BEGIN

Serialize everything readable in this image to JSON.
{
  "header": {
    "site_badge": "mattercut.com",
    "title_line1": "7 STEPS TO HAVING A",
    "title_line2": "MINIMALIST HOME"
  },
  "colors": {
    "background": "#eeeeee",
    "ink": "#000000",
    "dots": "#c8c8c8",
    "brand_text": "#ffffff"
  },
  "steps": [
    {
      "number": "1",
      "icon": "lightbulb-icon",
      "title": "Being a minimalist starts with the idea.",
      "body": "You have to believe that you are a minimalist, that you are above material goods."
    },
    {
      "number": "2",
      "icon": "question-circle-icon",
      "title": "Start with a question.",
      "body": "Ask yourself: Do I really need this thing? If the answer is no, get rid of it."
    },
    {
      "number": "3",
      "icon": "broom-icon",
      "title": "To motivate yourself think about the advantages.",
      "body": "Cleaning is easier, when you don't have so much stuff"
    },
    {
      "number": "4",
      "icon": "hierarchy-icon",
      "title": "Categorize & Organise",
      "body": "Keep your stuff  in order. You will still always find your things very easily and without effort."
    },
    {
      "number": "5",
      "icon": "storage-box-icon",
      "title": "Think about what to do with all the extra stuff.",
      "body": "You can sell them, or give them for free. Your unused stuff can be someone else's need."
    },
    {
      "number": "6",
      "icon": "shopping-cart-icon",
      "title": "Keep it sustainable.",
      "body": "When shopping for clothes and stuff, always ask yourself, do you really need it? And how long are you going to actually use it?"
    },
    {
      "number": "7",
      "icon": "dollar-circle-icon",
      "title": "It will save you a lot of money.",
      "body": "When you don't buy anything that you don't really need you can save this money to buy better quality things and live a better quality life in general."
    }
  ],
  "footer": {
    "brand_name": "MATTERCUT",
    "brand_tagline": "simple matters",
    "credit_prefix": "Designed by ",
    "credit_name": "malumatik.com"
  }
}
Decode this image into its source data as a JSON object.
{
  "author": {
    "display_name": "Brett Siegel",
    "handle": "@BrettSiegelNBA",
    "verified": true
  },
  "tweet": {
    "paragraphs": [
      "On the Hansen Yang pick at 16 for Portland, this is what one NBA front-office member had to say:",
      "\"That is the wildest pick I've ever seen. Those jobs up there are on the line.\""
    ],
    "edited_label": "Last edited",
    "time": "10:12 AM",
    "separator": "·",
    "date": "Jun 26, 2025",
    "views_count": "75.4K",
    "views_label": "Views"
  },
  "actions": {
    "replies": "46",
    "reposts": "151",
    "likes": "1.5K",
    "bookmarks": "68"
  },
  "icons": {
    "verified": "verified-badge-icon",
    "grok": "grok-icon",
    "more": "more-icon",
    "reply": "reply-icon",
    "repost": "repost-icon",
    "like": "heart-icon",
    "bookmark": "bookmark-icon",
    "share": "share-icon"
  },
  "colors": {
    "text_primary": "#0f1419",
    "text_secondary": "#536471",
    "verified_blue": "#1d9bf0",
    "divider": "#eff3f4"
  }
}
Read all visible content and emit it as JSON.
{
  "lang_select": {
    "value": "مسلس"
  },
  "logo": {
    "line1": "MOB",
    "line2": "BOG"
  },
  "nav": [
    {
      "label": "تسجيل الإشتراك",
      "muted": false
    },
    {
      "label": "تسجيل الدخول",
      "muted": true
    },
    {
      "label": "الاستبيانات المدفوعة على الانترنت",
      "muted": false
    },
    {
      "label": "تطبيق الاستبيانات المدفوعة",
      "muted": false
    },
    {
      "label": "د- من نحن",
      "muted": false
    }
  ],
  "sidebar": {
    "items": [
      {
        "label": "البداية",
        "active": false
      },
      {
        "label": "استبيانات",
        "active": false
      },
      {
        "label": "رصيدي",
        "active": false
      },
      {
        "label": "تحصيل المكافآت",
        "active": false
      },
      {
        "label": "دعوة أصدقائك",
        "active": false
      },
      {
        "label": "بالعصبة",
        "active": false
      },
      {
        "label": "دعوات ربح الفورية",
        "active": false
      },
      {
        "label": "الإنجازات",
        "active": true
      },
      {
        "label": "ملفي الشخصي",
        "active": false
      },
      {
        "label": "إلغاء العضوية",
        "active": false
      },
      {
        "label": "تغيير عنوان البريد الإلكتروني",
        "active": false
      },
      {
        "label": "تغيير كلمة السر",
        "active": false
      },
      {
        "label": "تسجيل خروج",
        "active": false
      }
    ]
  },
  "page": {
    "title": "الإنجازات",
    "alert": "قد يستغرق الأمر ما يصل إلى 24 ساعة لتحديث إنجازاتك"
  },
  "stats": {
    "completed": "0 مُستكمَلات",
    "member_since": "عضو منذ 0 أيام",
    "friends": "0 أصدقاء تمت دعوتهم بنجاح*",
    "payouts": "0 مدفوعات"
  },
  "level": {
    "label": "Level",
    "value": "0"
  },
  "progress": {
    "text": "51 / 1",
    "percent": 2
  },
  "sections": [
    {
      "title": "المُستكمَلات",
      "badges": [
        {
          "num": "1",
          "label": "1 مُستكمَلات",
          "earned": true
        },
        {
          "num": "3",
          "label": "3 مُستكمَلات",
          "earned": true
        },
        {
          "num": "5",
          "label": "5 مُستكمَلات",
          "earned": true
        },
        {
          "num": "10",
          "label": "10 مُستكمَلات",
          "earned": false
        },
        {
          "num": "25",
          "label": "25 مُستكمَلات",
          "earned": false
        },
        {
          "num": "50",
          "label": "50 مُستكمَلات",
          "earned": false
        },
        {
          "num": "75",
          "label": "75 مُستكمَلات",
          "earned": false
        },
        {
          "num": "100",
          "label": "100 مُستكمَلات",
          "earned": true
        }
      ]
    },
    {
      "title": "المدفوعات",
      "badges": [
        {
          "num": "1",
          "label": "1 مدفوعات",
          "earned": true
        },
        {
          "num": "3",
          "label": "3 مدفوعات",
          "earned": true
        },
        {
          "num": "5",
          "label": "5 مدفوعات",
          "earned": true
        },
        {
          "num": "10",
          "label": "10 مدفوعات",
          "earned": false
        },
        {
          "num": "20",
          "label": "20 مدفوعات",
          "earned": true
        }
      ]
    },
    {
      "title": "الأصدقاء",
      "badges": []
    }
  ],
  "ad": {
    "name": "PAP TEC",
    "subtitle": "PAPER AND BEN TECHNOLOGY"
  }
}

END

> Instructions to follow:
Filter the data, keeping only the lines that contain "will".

> Written reply:
      "body": "Keep your stuff  in order. You will still always find your things very easily and without effort."
      "title": "It will save you a lot of money.",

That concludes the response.